Photo/Illutration A question on a worksheet, which the woman’s fourth-grade son brought home from school, asks the respondent to name his or her own “strong point.” Her son’s response reads, “Being alive.” (Provided by Gorilla Mom)

A single mother first learned about things going awry with her young son when she received a message, on her way to work, through the Line messaging app.

Since she works as a nurse, the woman leaves home before her son, who was in the third grade at the time, in the morning and returns home past 8 p.m. The woman, who goes by the online name "Gorilla Mom," has to rely on her mother to get her son up and ready for school.

“I woke him up in the morning, but he didn’t get out of bed,” her mother wrote in the message in May 2019. “He is grumpy because he failed to get out of bed. He refuses to eat, throws objects and takes it out on me, saying, ‘It’s all your fault, Grandma, because you didn’t get me out of bed.’”

The message continued, “He grumbles and says he’s not going to school. Come home, please, because I can no longer cope with him.”


The woman’s son was in a day nursery when she began suspecting that he had a developmental disorder. But she had never had him tested.

“Children who allegedly have diseases and disabilities are perhaps just so labeled by their parents,” she said she was thinking at the time. “My son doesn't need to be diagnosed, and he'll get by as a nondisabled child who is just a bit recalcitrant.”

As a nurse, she thought she possessed sufficient medical knowledge of intellectual and developmental disabilities. She therefore believed she knew what such disorders were, although she now knows she didn’t.

Her son was under so much stress--a reshuffling of school classes, schoolwork that was becoming ever more difficult, and a daily dressing-down from his mother for what he couldn’t do.

There were so many things that he was trying hard to do but couldn’t. That led him to use foul language and violence and develop an aversion to going to school.

“Hey, Mom, tell me how I can die,” the boy began asking his mother in the end.


“If my son were to die today in an accident or whatever, I would join him in death,” the woman said she thought at the time. She was under enormous emotional stress.

She turned to a school counselor for advice, whereupon she received the suggestion to take her son to a psychiatrist, which she did in September 2019. The boy was diagnosed with attention-deficit hyperactivity disorder (ADHD), oppositional defiant disorder and a mild intellectual disability.

The woman decided to receive “parent training,” as his mother, from a hospital clinical psychologist.

She was trained to divide her son’s behavior into “desirable” behavior, an “undesirable” one and a “dangerous and unacceptable” one, and devise ways to deal with each of the three categories in different ways.

She also learned about praising her son not just when he completed a task but also before and when he set out to do one.

The state of her son began to change. He resumed going to school almost every day, and he stopped running away from home.

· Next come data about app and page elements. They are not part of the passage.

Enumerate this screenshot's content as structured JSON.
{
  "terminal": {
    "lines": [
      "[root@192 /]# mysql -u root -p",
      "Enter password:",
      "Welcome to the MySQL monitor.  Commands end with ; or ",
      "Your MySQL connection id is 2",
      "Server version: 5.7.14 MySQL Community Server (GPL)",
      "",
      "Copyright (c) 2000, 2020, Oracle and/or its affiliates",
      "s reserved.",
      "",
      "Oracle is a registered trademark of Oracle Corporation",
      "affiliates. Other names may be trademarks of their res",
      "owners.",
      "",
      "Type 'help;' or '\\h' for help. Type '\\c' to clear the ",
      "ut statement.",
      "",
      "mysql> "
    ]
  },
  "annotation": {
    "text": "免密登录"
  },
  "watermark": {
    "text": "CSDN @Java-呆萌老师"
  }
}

In October last year, the woman’s son, now in the fourth grade, brought home a school worksheet that he had filled out during a moral education class.

“Think about a secret for realizing goals,” a question on the worksheet said, and his written answer read, “Getting encouragement from Mom.”

The woman couldn’t hold back her tears the moment she saw that statement.

She believed that her son hated her, because he used to curse her, such as saying, “I hate you,” and “Drop dead!” She now knew that wasn’t true.

She realized that her relationship with her son, which she believed was on the rocks, had now been restored.

Her son came home with another school worksheet in November. One question on it asked respondents to name their “strong point.”

Her son’s written answer couldn’t have been shorter. It only said, “Being alive.”

The woman hugged him tightly as soon as she finished reading his worksheet.

“Yes, you are right,” she said she thought at the time. “You are ‘very good’ just being alive, because nothing in this world can be taken for granted.”

She received a flood of reactions when she took a photo of the worksheet and posted it on Twitter.

“I felt encouraged, thinking that I am fine just as I am,” one comment said.

“Society is becoming ever harder to live in,” the woman said. “Why doesn’t everybody have more esteem for each other?”

The experience in raising her son has taught her that the simple act of “praising” alone can change many things for the better.

She believes the moral “you are ‘very good’ just being alive” applies not just to her son but also to everybody else.